*What needs to be done*: Each line in the listing below that contains "date" should be returned.

════

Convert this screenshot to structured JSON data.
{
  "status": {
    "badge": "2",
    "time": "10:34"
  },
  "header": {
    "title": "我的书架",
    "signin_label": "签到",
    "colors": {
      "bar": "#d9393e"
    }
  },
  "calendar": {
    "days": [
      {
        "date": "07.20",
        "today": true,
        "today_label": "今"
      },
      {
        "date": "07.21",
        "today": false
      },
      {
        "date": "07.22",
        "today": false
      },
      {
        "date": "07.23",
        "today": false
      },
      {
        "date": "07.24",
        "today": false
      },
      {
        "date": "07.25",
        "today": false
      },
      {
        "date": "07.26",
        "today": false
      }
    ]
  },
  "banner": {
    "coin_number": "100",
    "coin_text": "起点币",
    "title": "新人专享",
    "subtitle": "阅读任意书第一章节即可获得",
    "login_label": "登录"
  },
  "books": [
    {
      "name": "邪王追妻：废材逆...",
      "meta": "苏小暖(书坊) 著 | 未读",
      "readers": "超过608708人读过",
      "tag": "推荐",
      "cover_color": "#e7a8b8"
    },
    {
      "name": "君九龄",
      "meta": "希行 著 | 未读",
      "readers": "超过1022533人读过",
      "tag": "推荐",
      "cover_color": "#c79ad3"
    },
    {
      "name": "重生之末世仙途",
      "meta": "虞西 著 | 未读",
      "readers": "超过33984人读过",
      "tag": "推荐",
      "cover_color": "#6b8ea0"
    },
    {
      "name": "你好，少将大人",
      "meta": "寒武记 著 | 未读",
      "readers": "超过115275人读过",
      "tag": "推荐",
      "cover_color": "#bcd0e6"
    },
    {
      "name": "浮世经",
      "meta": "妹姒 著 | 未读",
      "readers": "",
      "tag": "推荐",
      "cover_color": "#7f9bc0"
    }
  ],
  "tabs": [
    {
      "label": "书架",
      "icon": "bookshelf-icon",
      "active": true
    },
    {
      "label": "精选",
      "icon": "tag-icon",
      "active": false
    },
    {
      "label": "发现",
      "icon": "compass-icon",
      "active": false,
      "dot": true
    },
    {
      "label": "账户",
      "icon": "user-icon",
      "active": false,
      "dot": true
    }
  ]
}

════

*Result of this exercise*:
        "date": "07.20",
        "date": "07.21",
        "date": "07.22",
        "date": "07.23",
        "date": "07.24",
        "date": "07.25",
        "date": "07.26",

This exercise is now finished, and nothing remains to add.